EXERCISE: When you reproduce the listing below, keep every entry exactly as written.

SUPPLIED MATERIAL:
★ ★ ★
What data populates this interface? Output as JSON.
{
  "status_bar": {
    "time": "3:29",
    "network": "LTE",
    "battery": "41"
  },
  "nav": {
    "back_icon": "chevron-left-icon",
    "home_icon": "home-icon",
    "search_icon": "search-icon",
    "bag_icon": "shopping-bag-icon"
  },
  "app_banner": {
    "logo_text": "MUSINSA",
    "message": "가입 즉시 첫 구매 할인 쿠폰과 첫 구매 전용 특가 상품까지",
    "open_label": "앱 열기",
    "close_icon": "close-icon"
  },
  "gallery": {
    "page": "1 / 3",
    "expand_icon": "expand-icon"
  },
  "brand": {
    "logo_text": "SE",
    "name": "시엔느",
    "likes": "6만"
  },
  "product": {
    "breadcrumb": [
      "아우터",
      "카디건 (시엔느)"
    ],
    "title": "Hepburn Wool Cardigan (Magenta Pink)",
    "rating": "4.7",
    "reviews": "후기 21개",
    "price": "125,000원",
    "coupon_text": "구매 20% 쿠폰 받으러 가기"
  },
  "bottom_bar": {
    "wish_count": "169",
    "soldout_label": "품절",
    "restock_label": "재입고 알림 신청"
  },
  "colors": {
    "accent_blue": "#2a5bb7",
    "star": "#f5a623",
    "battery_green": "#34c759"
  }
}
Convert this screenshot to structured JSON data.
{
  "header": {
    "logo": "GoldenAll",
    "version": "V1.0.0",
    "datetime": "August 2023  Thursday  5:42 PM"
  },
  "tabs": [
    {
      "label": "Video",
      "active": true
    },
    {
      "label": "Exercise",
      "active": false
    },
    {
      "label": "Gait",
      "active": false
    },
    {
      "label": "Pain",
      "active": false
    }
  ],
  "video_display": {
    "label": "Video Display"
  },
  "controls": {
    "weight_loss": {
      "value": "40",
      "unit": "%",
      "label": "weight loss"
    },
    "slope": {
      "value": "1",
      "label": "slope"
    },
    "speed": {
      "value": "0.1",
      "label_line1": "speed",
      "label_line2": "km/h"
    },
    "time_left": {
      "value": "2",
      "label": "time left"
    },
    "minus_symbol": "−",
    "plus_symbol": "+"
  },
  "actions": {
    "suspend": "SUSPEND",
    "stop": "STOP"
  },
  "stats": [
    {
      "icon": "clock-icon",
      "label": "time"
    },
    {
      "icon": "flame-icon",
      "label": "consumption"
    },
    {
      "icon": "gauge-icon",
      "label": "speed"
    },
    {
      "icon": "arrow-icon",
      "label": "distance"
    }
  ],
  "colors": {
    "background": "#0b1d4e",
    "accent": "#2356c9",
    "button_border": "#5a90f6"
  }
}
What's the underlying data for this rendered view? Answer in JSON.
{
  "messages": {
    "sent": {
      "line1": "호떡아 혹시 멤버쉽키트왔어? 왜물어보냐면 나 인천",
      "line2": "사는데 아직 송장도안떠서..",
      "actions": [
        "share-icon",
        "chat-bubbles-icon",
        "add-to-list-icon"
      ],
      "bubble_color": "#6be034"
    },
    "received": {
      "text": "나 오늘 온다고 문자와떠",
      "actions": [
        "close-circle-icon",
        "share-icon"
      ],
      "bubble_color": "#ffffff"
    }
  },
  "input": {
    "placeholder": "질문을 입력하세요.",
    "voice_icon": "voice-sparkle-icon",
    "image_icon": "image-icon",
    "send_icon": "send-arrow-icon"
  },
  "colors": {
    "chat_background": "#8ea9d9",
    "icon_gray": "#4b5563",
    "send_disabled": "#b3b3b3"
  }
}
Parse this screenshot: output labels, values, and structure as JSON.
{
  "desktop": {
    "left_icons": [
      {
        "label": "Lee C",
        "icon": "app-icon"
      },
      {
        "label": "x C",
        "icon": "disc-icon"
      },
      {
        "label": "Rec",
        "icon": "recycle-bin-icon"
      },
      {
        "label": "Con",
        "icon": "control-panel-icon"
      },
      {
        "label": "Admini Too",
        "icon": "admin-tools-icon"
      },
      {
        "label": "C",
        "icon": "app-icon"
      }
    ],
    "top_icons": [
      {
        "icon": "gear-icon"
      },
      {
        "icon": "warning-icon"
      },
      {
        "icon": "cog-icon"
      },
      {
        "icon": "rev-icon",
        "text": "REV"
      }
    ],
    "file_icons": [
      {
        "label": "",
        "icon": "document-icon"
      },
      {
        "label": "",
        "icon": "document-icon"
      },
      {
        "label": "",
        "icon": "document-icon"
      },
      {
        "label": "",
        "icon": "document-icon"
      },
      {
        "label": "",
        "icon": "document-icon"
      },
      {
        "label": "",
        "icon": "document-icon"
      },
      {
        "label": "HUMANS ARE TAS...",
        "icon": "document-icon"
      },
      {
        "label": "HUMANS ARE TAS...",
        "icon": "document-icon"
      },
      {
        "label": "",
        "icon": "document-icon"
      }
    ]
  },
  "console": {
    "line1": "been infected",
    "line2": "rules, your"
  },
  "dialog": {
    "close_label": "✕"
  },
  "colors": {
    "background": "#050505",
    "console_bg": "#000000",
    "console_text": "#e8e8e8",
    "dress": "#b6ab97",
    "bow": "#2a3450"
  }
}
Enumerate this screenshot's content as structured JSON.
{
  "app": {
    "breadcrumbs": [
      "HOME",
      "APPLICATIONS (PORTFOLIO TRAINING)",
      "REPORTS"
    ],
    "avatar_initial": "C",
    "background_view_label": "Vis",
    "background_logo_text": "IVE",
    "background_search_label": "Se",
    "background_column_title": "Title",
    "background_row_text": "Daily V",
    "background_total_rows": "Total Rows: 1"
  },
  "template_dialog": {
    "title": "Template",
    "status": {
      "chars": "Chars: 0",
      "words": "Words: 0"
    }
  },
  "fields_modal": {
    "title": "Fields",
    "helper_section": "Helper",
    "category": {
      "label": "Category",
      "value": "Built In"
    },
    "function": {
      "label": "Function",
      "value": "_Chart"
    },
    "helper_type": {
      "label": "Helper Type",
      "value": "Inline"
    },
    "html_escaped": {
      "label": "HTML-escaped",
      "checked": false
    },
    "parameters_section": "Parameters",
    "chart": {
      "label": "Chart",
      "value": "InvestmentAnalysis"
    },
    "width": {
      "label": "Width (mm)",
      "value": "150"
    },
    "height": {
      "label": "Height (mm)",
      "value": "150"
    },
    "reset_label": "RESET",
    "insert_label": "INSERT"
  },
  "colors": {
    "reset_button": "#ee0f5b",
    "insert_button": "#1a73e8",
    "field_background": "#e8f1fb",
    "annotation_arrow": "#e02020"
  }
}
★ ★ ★
THE ANSWER:
What data populates this interface? Output as JSON.
{
  "status_bar": {
    "time": "3:29",
    "network": "LTE",
    "battery": "41"
  },
  "nav": {
    "back_icon": "chevron-left-icon",
    "home_icon": "home-icon",
    "search_icon": "search-icon",
    "bag_icon": "shopping-bag-icon"
  },
  "app_banner": {
    "logo_text": "MUSINSA",
    "message": "가입 즉시 첫 구매 할인 쿠폰과 첫 구매 전용 특가 상품까지",
    "open_label": "앱 열기",
    "close_icon": "close-icon"
  },
  "gallery": {
    "page": "1 / 3",
    "expand_icon": "expand-icon"
  },
  "brand": {
    "logo_text": "SE",
    "name": "시엔느",
    "likes": "6만"
  },
  "product": {
    "breadcrumb": [
      "아우터",
      "카디건 (시엔느)"
    ],
    "title": "Hepburn Wool Cardigan (Magenta Pink)",
    "rating": "4.7",
    "reviews": "후기 21개",
    "price": "125,000원",
    "coupon_text": "구매 20% 쿠폰 받으러 가기"
  },
  "bottom_bar": {
    "wish_count": "169",
    "soldout_label": "품절",
    "restock_label": "재입고 알림 신청"
  },
  "colors": {
    "accent_blue": "#2a5bb7",
    "star": "#f5a623",
    "battery_green": "#34c759"
  }
}
Convert this screenshot to structured JSON data.
{
  "header": {
    "logo": "GoldenAll",
    "version": "V1.0.0",
    "datetime": "August 2023  Thursday  5:42 PM"
  },
  "tabs": [
    {
      "label": "Video",
      "active": true
    },
    {
      "label": "Exercise",
      "active": false
    },
    {
      "label": "Gait",
      "active": false
    },
    {
      "label": "Pain",
      "active": false
    }
  ],
  "video_display": {
    "label": "Video Display"
  },
  "controls": {
    "weight_loss": {
      "value": "40",
      "unit": "%",
      "label": "weight loss"
    },
    "slope": {
      "value": "1",
      "label": "slope"
    },
    "speed": {
      "value": "0.1",
      "label_line1": "speed",
      "label_line2": "km/h"
    },
    "time_left": {
      "value": "2",
      "label": "time left"
    },
    "minus_symbol": "−",
    "plus_symbol": "+"
  },
  "actions": {
    "suspend": "SUSPEND",
    "stop": "STOP"
  },
  "stats": [
    {
      "icon": "clock-icon",
      "label": "time"
    },
    {
      "icon": "flame-icon",
      "label": "consumption"
    },
    {
      "icon": "gauge-icon",
      "label": "speed"
    },
    {
      "icon": "arrow-icon",
      "label": "distance"
    }
  ],
  "colors": {
    "background": "#0b1d4e",
    "accent": "#2356c9",
    "button_border": "#5a90f6"
  }
}
What's the underlying data for this rendered view? Answer in JSON.
{
  "messages": {
    "sent": {
      "line1": "호떡아 혹시 멤버쉽키트왔어? 왜물어보냐면 나 인천",
      "line2": "사는데 아직 송장도안떠서..",
      "actions": [
        "share-icon",
        "chat-bubbles-icon",
        "add-to-list-icon"
      ],
      "bubble_color": "#6be034"
    },
    "received": {
      "text": "나 오늘 온다고 문자와떠",
      "actions": [
        "close-circle-icon",
        "share-icon"
      ],
      "bubble_color": "#ffffff"
    }
  },
  "input": {
    "placeholder": "질문을 입력하세요.",
    "voice_icon": "voice-sparkle-icon",
    "image_icon": "image-icon",
    "send_icon": "send-arrow-icon"
  },
  "colors": {
    "chat_background": "#8ea9d9",
    "icon_gray": "#4b5563",
    "send_disabled": "#b3b3b3"
  }
}
Parse this screenshot: output labels, values, and structure as JSON.
{
  "desktop": {
    "left_icons": [
      {
        "label": "Lee C",
        "icon": "app-icon"
      },
      {
        "label": "x C",
        "icon": "disc-icon"
      },
      {
        "label": "Rec",
        "icon": "recycle-bin-icon"
      },
      {
        "label": "Con",
        "icon": "control-panel-icon"
      },
      {
        "label": "Admini Too",
        "icon": "admin-tools-icon"
      },
      {
        "label": "C",
        "icon": "app-icon"
      }
    ],
    "top_icons": [
      {
        "icon": "gear-icon"
      },
      {
        "icon": "warning-icon"
      },
      {
        "icon": "cog-icon"
      },
      {
        "icon": "rev-icon",
        "text": "REV"
      }
    ],
    "file_icons": [
      {
        "label": "",
        "icon": "document-icon"
      },
      {
        "label": "",
        "icon": "document-icon"
      },
      {
        "label": "",
        "icon": "document-icon"
      },
      {
        "label": "",
        "icon": "document-icon"
      },
      {
        "label": "",
        "icon": "document-icon"
      },
      {
        "label": "",
        "icon": "document-icon"
      },
      {
        "label": "HUMANS ARE TAS...",
        "icon": "document-icon"
      },
      {
        "label": "HUMANS ARE TAS...",
        "icon": "document-icon"
      },
      {
        "label": "",
        "icon": "document-icon"
      }
    ]
  },
  "console": {
    "line1": "been infected",
    "line2": "rules, your"
  },
  "dialog": {
    "close_label": "✕"
  },
  "colors": {
    "background": "#050505",
    "console_bg": "#000000",
    "console_text": "#e8e8e8",
    "dress": "#b6ab97",
    "bow": "#2a3450"
  }
}
Enumerate this screenshot's content as structured JSON.
{
  "app": {
    "breadcrumbs": [
      "HOME",
      "APPLICATIONS (PORTFOLIO TRAINING)",
      "REPORTS"
    ],
    "avatar_initial": "C",
    "background_view_label": "Vis",
    "background_logo_text": "IVE",
    "background_search_label": "Se",
    "background_column_title": "Title",
    "background_row_text": "Daily V",
    "background_total_rows": "Total Rows: 1"
  },
  "template_dialog": {
    "title": "Template",
    "status": {
      "chars": "Chars: 0",
      "words": "Words: 0"
    }
  },
  "fields_modal": {
    "title": "Fields",
    "helper_section": "Helper",
    "category": {
      "label": "Category",
      "value": "Built In"
    },
    "function": {
      "label": "Function",
      "value": "_Chart"
    },
    "helper_type": {
      "label": "Helper Type",
      "value": "Inline"
    },
    "html_escaped": {
      "label": "HTML-escaped",
      "checked": false
    },
    "parameters_section": "Parameters",
    "chart": {
      "label": "Chart",
      "value": "InvestmentAnalysis"
    },
    "width": {
      "label": "Width (mm)",
      "value": "150"
    },
    "height": {
      "label": "Height (mm)",
      "value": "150"
    },
    "reset_label": "RESET",
    "insert_label": "INSERT"
  },
  "colors": {
    "reset_button": "#ee0f5b",
    "insert_button": "#1a73e8",
    "field_background": "#e8f1fb",
    "annotation_arrow": "#e02020"
  }
}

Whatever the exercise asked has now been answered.